      Driving in the winter can be dangerous. But even if you check road conditions and remain alert while driving, you can still be at danger if your tires aren't in tip-top shape. Below are a handful of helpful reminders from Discount Tire.

      Get ready now. It is important to replace all four of your vehicle's all-season tires with winter tires if you regularly drive in temperatures 45 degrees or below, snow or no snow. Winter tires are made of a softer rubber that allows the tires to stay pliable and maintain better contact with the road through any winter weather conditions. Check online listings to find the best set of winter tires specific to your vehicle make and model and have them shipped directly to you.

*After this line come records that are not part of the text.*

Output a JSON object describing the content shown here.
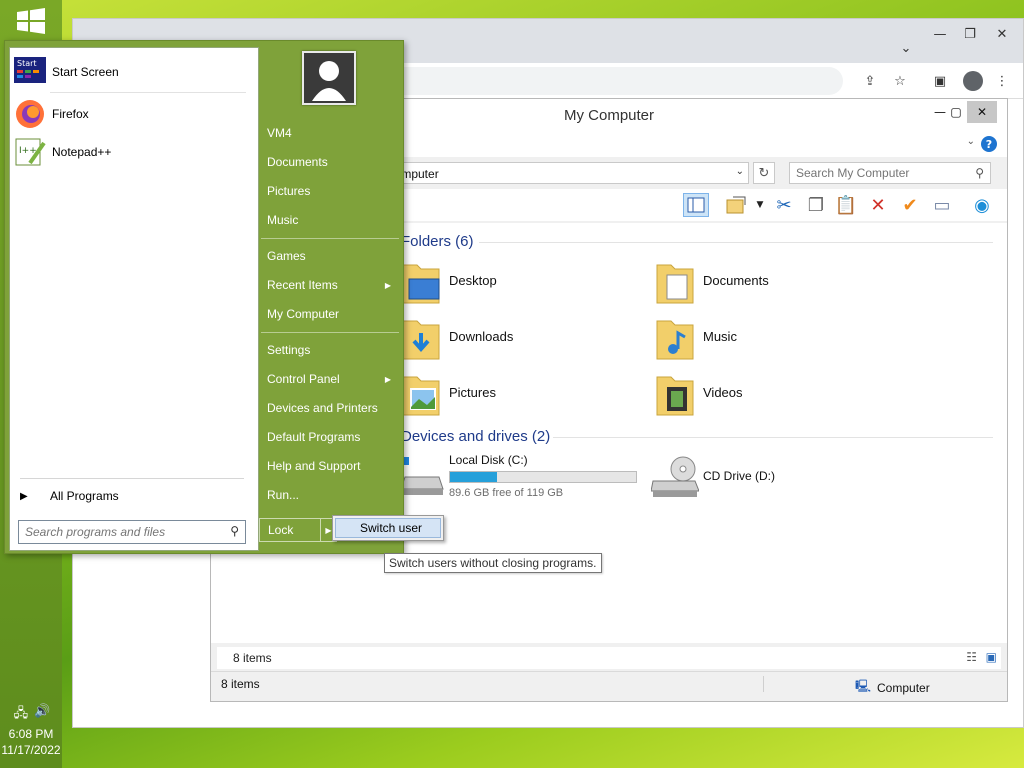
{
  "taskbar": {
    "time": "6:08 PM",
    "date": "11/17/2022",
    "tray_icons": [
      "network-icon",
      "speaker-icon"
    ]
  },
  "explorer": {
    "title": "My Computer",
    "address": "Computer",
    "search_placeholder": "Search My Computer",
    "groups": {
      "folders_header": "Folders (6)",
      "devices_header": "Devices and drives (2)"
    },
    "folders": [
      {
        "label": "Desktop",
        "icon": "desktop-folder-icon"
      },
      {
        "label": "Documents",
        "icon": "documents-folder-icon"
      },
      {
        "label": "Downloads",
        "icon": "downloads-folder-icon"
      },
      {
        "label": "Music",
        "icon": "music-folder-icon"
      },
      {
        "label": "Pictures",
        "icon": "pictures-folder-icon"
      },
      {
        "label": "Videos",
        "icon": "videos-folder-icon"
      }
    ],
    "drives": [
      {
        "label": "Local Disk (C:)",
        "free_text": "89.6 GB free of 119 GB",
        "used_fraction": 0.25
      },
      {
        "label": "CD Drive (D:)"
      }
    ],
    "status_inner": "8 items",
    "status_left": "8 items",
    "status_right": "Computer",
    "colors": {
      "accent": "#1f3b8a",
      "drive_bar": "#26a0da"
    }
  },
  "start_menu": {
    "pinned": [
      {
        "label": "Start Screen",
        "icon": "start-screen-icon"
      },
      {
        "label": "Firefox",
        "icon": "firefox-icon"
      },
      {
        "label": "Notepad++",
        "icon": "notepadpp-icon"
      }
    ],
    "all_programs": "All Programs",
    "search_placeholder": "Search programs and files",
    "right_items": {
      "user": "VM4",
      "documents": "Documents",
      "pictures": "Pictures",
      "music": "Music",
      "games": "Games",
      "recent": "Recent Items",
      "computer": "My Computer",
      "settings": "Settings",
      "control_panel": "Control Panel",
      "devices": "Devices and Printers",
      "default_programs": "Default Programs",
      "help": "Help and Support",
      "run": "Run..."
    },
    "lock_label": "Lock",
    "switch_user": "Switch user",
    "tooltip": "Switch users without closing programs.",
    "colors": {
      "menu_bg": "#7fa23a"
    }
  }
}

      Don't forget the wheels. Having a set of wheels specifically for your winter tires will save you money in the long run. Pairing a separate set of wheels with your winter tires will eliminate certain changeover costs and save your expensive wheels from the wear and tear brought on by ice, slush, snow and salt during the winter months.

      Know your numbers. Check your tire pressure at least once a month to make sure tires are at the appropriate inflation level. Temperature changes affect tire pressure – for every 10 degrees of temperature change, tire air pressure changes 1 PSI (pound per square inch). Low tire pressure leads to decreased steering and braking control, poor gas mileage, excessive tire wear and the possibility of tire failure. And don't forget to check your spare tire too!

      Rotate, rotate, rotate. To increase tread life and smooth out your ride, rotate your tires every 6,000 miles or sooner if irregular or uneven wear develops.

      Source: www.discounttire.com

       

      Published with permission from RISMedia.



    • 3 Ways to Check for Air Leaks in Your Home

      Brrr, it's cold in here! If that's what you say every time you enter your living space, despite your heater working hard, you likely have an air leak.  

      In a survey commissioned by Duck® brand and conducted online by Harris Poll, almost two-thirds of Americans live in a home that needs weatherization. Many of those homeowners aren't sure what products to buy or where to start. Don't let drafts sneak into your home this winter – follow the tips below to learn why weatherizing is important and how you can keep warm, and save on energy costs this season.

      Where to start: Americans say that they feel large/fair amounts of drafts of cold air enter their homes through doors (24 percent), windows (25 percent) and attics (11 percent). Use these tactics to pinpoint the source of drafts in your home by:

      - Holding your hand up to windows/doors to identify cracks or gaps – you should be able to feel a draft or temperature change.

      - Look for daylight coming in through cracks/gaps – chances are if light comes through, so will drafts.

      - Try blowing out a candle near windows, doors and electrical outlets – if smoke blows sideways, you have a leak.

      Source: Duck brand

      Published with permission from RISMedia.